If you own a business and you have happy customers, good for you. You may have found the secret to keeping your customers happy. But, if your customers don’t complain, it could also mean that they want nothing to do with your business. Statistics show that 1 in 26 customers does file a complaint. The rest say nothing and probably stop dealing with you altogether.
Customer service may come from both ends of the spectrum. From serving customers before the purchase until post-sale customer service. Most businesses thrive for the customer’s satisfaction and shopping experience. But, many businesses are not hardwired to focus on the customer’s needs after the sale.
One reason might be that businesses are hesitant to listen to customers’ feedback. Customers who give feedback, are the businesses best option in improving their overall business performance. However, when customers do make a complaint, here’s a quick guide on how to handle customer complaints.
First and foremost, customers who make a complaint are irritated or dissatisfied with the product or service or even the shopping experience. As a customer service representative, you would have to keep your mind open and always note that any issue raised should never be taken personally. We are humans after all and it is natural to start being defensive when the complaint becomes an attack. If it just happens to be your terrible day, take a deep, deep breath and choose to be professional to keep calm.

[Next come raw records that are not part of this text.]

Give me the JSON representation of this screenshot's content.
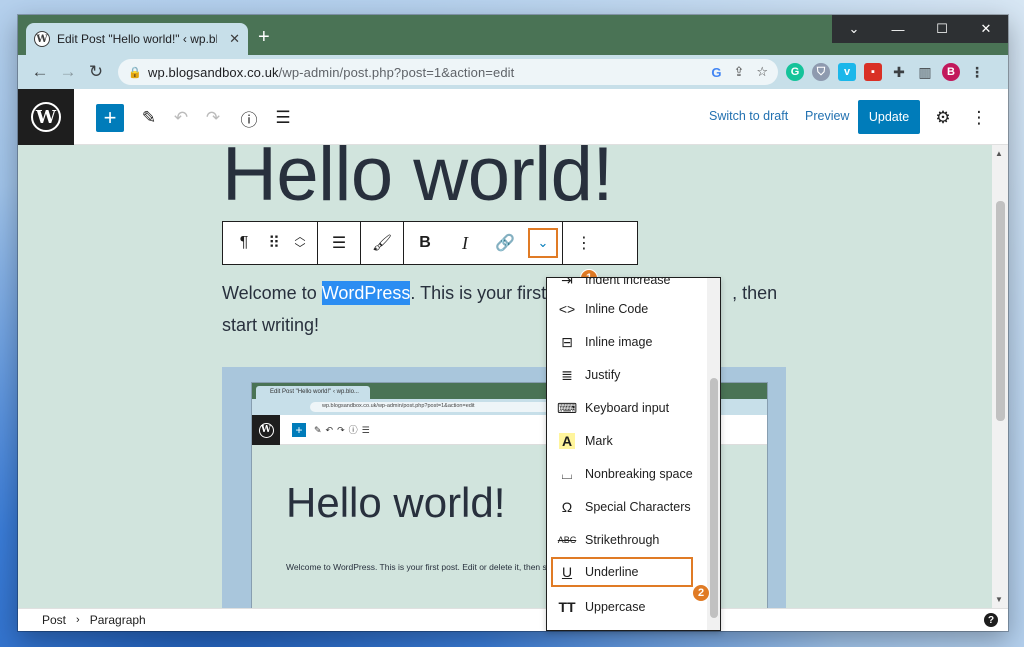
{
  "browser": {
    "tab_title": "Edit Post \"Hello world!\" ‹ wp.blogs",
    "url_host": "wp.blogsandbox.co.uk",
    "url_path": "/wp-admin/post.php?post=1&action=edit",
    "profile_initial": "B"
  },
  "wp_header": {
    "switch_to_draft": "Switch to draft",
    "preview": "Preview",
    "update": "Update"
  },
  "post": {
    "title": "Hello world!",
    "paragraph_before": "Welcome to ",
    "paragraph_selected": "WordPress",
    "paragraph_after_line1": ". This is your first",
    "paragraph_tail_line1": ", then",
    "paragraph_line2": "start writing!"
  },
  "embedded": {
    "tab_title": "Edit Post \"Hello world!\" ‹ wp.blo...",
    "url": "wp.blogsandbox.co.uk/wp-admin/post.php?post=1&action=edit",
    "title": "Hello world!",
    "paragraph": "Welcome to WordPress. This is your first post. Edit or delete it, then start writing!"
  },
  "format_menu": {
    "items": [
      {
        "label": "Indent increase",
        "icon": "indent-icon"
      },
      {
        "label": "Inline Code",
        "icon": "code-icon"
      },
      {
        "label": "Inline image",
        "icon": "image-icon"
      },
      {
        "label": "Justify",
        "icon": "justify-icon"
      },
      {
        "label": "Keyboard input",
        "icon": "keyboard-icon"
      },
      {
        "label": "Mark",
        "icon": "mark-icon"
      },
      {
        "label": "Nonbreaking space",
        "icon": "nbsp-icon"
      },
      {
        "label": "Special Characters",
        "icon": "omega-icon"
      },
      {
        "label": "Strikethrough",
        "icon": "strikethrough-icon"
      },
      {
        "label": "Underline",
        "icon": "underline-icon"
      },
      {
        "label": "Uppercase",
        "icon": "uppercase-icon"
      }
    ]
  },
  "annotations": {
    "step1": "1",
    "step2": "2"
  },
  "footer": {
    "crumb1": "Post",
    "crumb2": "Paragraph"
  },
  "colors": {
    "wp_blue": "#007cba",
    "highlight_orange": "#e07b25",
    "canvas_bg": "#d1e4dd",
    "selection": "#2b8df2"
  }
}
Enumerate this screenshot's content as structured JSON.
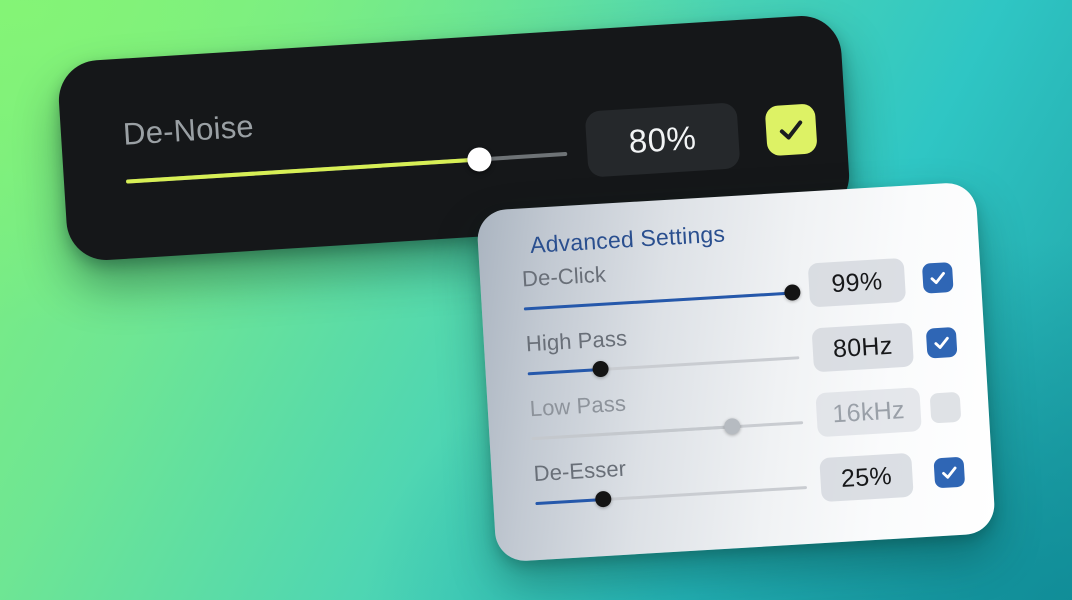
{
  "background": {
    "gradient_from": "#7fef7c",
    "gradient_to": "#1f9fa4"
  },
  "denoise_card": {
    "accent_color": "#d7ef55",
    "background_color": "#151719",
    "label": "De-Noise",
    "value": "80%",
    "slider_percent": 80,
    "checkbox": {
      "icon": "check-icon",
      "checked": true,
      "color": "#ddf265"
    }
  },
  "advanced_panel": {
    "title": "Advanced Settings",
    "title_color": "#2a4f8f",
    "accent_color": "#2558ab",
    "checkbox_color": "#2f66b5",
    "rows": [
      {
        "label": "De-Click",
        "value": "99%",
        "slider_percent": 99,
        "enabled": true,
        "checkbox_icon": "check-icon"
      },
      {
        "label": "High Pass",
        "value": "80Hz",
        "slider_percent": 27,
        "enabled": true,
        "checkbox_icon": "check-icon"
      },
      {
        "label": "Low Pass",
        "value": "16kHz",
        "slider_percent": 74,
        "enabled": false,
        "checkbox_icon": "check-icon"
      },
      {
        "label": "De-Esser",
        "value": "25%",
        "slider_percent": 25,
        "enabled": true,
        "checkbox_icon": "check-icon"
      }
    ]
  }
}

Focus on the customer, no matter the channel of the complaint. If the customer is complaining via a chatbox, stay on the chatbox as the infuriated customer is demanding to speak to a human. Let the customer vent out as much as they need. They are in an erratic state of mind and need to let go before they can calm down.

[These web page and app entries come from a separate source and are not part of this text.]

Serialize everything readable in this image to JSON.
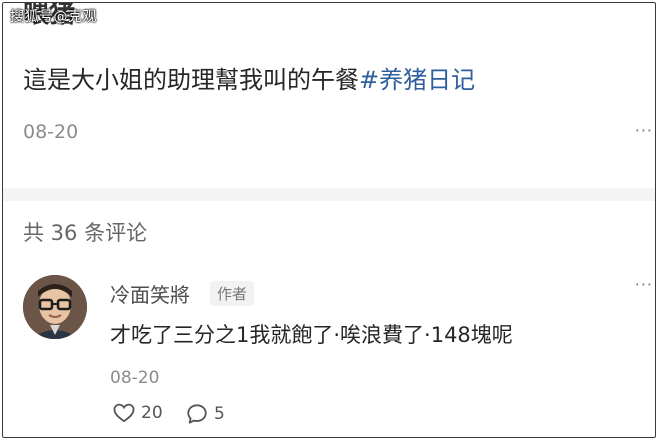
{
  "watermark": "搜狐号@克观",
  "post": {
    "title_partial": "喂猪",
    "text": "這是大小姐的助理幫我叫的午餐",
    "hashtag": "#养猪日记",
    "date": "08-20",
    "more_label": "···"
  },
  "comments": {
    "count_label": "共 36 条评论",
    "items": [
      {
        "author": "冷面笑將",
        "badge": "作者",
        "text": "才吃了三分之1我就飽了·唉浪費了·148塊呢",
        "date": "08-20",
        "likes": "20",
        "replies": "5",
        "more_label": "···"
      }
    ]
  },
  "colors": {
    "hashtag": "#2e5f9e",
    "muted": "#8c8c8c",
    "divider": "#f4f4f4"
  },
  "icons": {
    "avatar": "avatar-glasses-man",
    "like": "heart-icon",
    "reply": "comment-bubble-icon",
    "more": "ellipsis-icon"
  }
}
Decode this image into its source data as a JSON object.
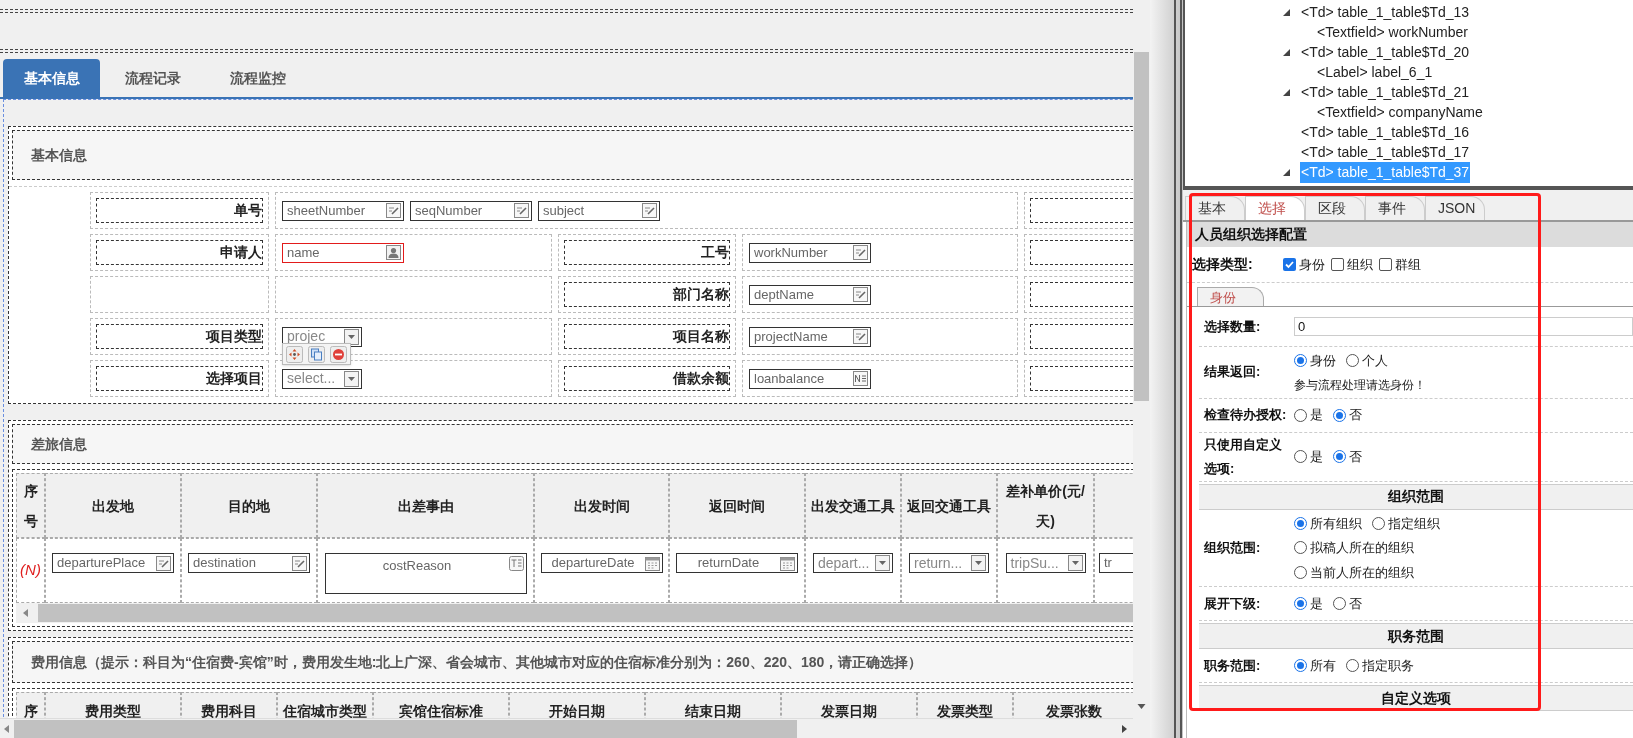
{
  "tabs": [
    {
      "label": "基本信息",
      "selected": true
    },
    {
      "label": "流程记录",
      "selected": false
    },
    {
      "label": "流程监控",
      "selected": false
    }
  ],
  "basic_section": {
    "title": "基本信息",
    "toolbar": true,
    "rows": [
      {
        "label": "单号",
        "fields": [
          {
            "kind": "text",
            "value": "sheetNumber",
            "highlighted": false
          },
          {
            "kind": "text",
            "value": "seqNumber",
            "highlighted": false
          },
          {
            "kind": "text",
            "value": "subject",
            "highlighted": false
          }
        ]
      },
      {
        "label": "申请人",
        "fields": [
          {
            "kind": "person",
            "value": "name",
            "highlighted": true
          }
        ],
        "label_2": "工号",
        "fields_2": [
          {
            "kind": "text",
            "value": "workNumber",
            "highlighted": false
          }
        ]
      },
      {
        "label_2": "部门名称",
        "fields_2": [
          {
            "kind": "text",
            "value": "deptName",
            "highlighted": false
          }
        ]
      },
      {
        "label": "项目类型",
        "fields": [
          {
            "kind": "select",
            "value": "projec",
            "highlighted": false
          }
        ],
        "label_2": "项目名称",
        "fields_2": [
          {
            "kind": "text",
            "value": "projectName",
            "highlighted": false
          }
        ]
      },
      {
        "label": "选择项目",
        "fields": [
          {
            "kind": "select",
            "value": "select...",
            "highlighted": false
          }
        ],
        "label_2": "借款余额",
        "fields_2": [
          {
            "kind": "number",
            "value": "loanbalance",
            "highlighted": false
          }
        ]
      }
    ]
  },
  "travel_section": {
    "title": "差旅信息",
    "columns": [
      "序号",
      "出发地",
      "目的地",
      "出差事由",
      "出发时间",
      "返回时间",
      "出发交通工具",
      "返回交通工具",
      "差补单价(元/天)"
    ],
    "rows": [
      {
        "cells": [
          {
            "kind": "index",
            "value": "(N)"
          },
          {
            "kind": "text",
            "value": "departurePlace"
          },
          {
            "kind": "text",
            "value": "destination"
          },
          {
            "kind": "textarea",
            "value": "costReason"
          },
          {
            "kind": "date",
            "value": "departureDate"
          },
          {
            "kind": "date",
            "value": "returnDate"
          },
          {
            "kind": "select",
            "value": "depart..."
          },
          {
            "kind": "select",
            "value": "return..."
          },
          {
            "kind": "select",
            "value": "tripSu..."
          },
          {
            "kind": "clipped",
            "value": "tr"
          }
        ]
      }
    ]
  },
  "expense_section": {
    "title": "费用信息（提示：科目为“住宿费-宾馆”时，费用发生地:北上广深、省会城市、其他城市对应的住宿标准分别为：260、220、180，请正确选择）",
    "columns": [
      "序",
      "费用类型",
      "费用科目",
      "住宿城市类型",
      "宾馆住宿标准",
      "开始日期",
      "结束日期",
      "发票日期",
      "发票类型",
      "发票张数"
    ]
  },
  "tree": [
    {
      "tag": "<Td>",
      "name": "table_1_table$Td_13",
      "expanded": true,
      "selected": false,
      "children": [
        {
          "tag": "<Textfield>",
          "name": "workNumber",
          "selected": false
        }
      ]
    },
    {
      "tag": "<Td>",
      "name": "table_1_table$Td_20",
      "expanded": true,
      "selected": false,
      "children": [
        {
          "tag": "<Label>",
          "name": "label_6_1",
          "selected": false
        }
      ]
    },
    {
      "tag": "<Td>",
      "name": "table_1_table$Td_21",
      "expanded": true,
      "selected": false,
      "children": [
        {
          "tag": "<Textfield>",
          "name": "companyName",
          "selected": false
        }
      ]
    },
    {
      "tag": "<Td>",
      "name": "table_1_table$Td_16",
      "selected": false
    },
    {
      "tag": "<Td>",
      "name": "table_1_table$Td_17",
      "selected": false
    },
    {
      "tag": "<Td>",
      "name": "table_1_table$Td_37",
      "expanded": true,
      "selected": true
    }
  ],
  "property_tabs": [
    {
      "label": "基本",
      "selected": false
    },
    {
      "label": "选择",
      "selected": true
    },
    {
      "label": "区段",
      "selected": false
    },
    {
      "label": "事件",
      "selected": false
    },
    {
      "label": "JSON",
      "selected": false
    }
  ],
  "panel": {
    "title": "人员组织选择配置",
    "select_type": {
      "label": "选择类型:",
      "options": [
        {
          "label": "身份",
          "checked": true
        },
        {
          "label": "组织",
          "checked": false
        },
        {
          "label": "群组",
          "checked": false
        }
      ]
    },
    "sub_tabs": [
      {
        "label": "身份",
        "selected": true
      }
    ],
    "rows": [
      {
        "kind": "input",
        "label": "选择数量:",
        "value": "0"
      },
      {
        "kind": "radio",
        "label": "结果返回:",
        "lines": [
          [
            {
              "label": "身份",
              "selected": true
            },
            {
              "label": "个人",
              "selected": false
            }
          ]
        ],
        "note": "参与流程处理请选身份！"
      },
      {
        "kind": "radio",
        "label": "检查待办授权:",
        "lines": [
          [
            {
              "label": "是",
              "selected": false
            },
            {
              "label": "否",
              "selected": true
            }
          ]
        ]
      },
      {
        "kind": "radio",
        "label": "只使用自定义选项:",
        "lines": [
          [
            {
              "label": "是",
              "selected": false
            },
            {
              "label": "否",
              "selected": true
            }
          ]
        ]
      },
      {
        "kind": "heading",
        "label": "组织范围"
      },
      {
        "kind": "radio",
        "label": "组织范围:",
        "lines": [
          [
            {
              "label": "所有组织",
              "selected": true
            },
            {
              "label": "指定组织",
              "selected": false
            }
          ],
          [
            {
              "label": "拟稿人所在的组织",
              "selected": false
            }
          ],
          [
            {
              "label": "当前人所在的组织",
              "selected": false
            }
          ]
        ]
      },
      {
        "kind": "radio",
        "label": "展开下级:",
        "lines": [
          [
            {
              "label": "是",
              "selected": true
            },
            {
              "label": "否",
              "selected": false
            }
          ]
        ]
      },
      {
        "kind": "heading",
        "label": "职务范围"
      },
      {
        "kind": "radio",
        "label": "职务范围:",
        "lines": [
          [
            {
              "label": "所有",
              "selected": true
            },
            {
              "label": "指定职务",
              "selected": false
            }
          ]
        ]
      },
      {
        "kind": "heading",
        "label": "自定义选项"
      }
    ]
  }
}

While they are lashing out, you could respond with short answers such as “I see” or “Tell me more”. As a professional, you could already identify the problem and distinguish it from the ‘personal attack’. Jot down what you think the problem is from all that lash out, and be prepared to engage with the customer.
Acknowledging an irate customer is not necessarily agreeing to whatever they say. It is simply respecting how the customer perceives it as a big deal. Even as they are venting anger or complaining, let them know that you hear everything they’ve said. If the complaint comes from a mistake done by the company you represent, admit the mistake.
A great way to begin acknowledging the matter is by saying something like “So if I understand you correctly”, it is usually followed by the customer responding. After the customer responds, it would be nice to follow up with something like this, “So, if I understand you correctly, we were supposed to the problem by noon today. I can see how that must have been frustrating for you.” Be quiet and let the customer respond. By now, the customer should’ve calmed down.
Get The Facts Right
During the lash out, you may have jotted down points or problems raised. But to ensure both of you are on the same page, initiate the conversation with the customer AFTER he or she has calmed down. Begin asking questions and avoid scripted questions.
The scripted questions are there as a guideline for you to use the keywords to ask genuine questions. If you are on the phone, you need to sound genuine with your conversations to build rapport and trust with the customer.
Offer A Solution
AFTER you have sufficient details, you may offer a solution. But, do check with the company on what you can or cannot do. A customer is hoping for the best solution as well as accountability. As a customer service representative for a respected company, being accountable takes the cake and some customers can be satisfied with just that. However, most customers demand a definitive solution and a promise that the matter can be resolved.
From A Dissatisfied to a Satisfied Customer
Turning a dissatisfied customer into a satisfied customer may take some interpersonal skills. As the saying goes, a customer is always right. But, only to a certain extent. When you do resolve customer complaints successfully, it may serve several purposes. One, you have a better understanding of your customers’ needs. Two, you can retain a loyal customer. Three, it has helped enhance overall business performance and lastly, you may have developed a soft skill you never knew you had.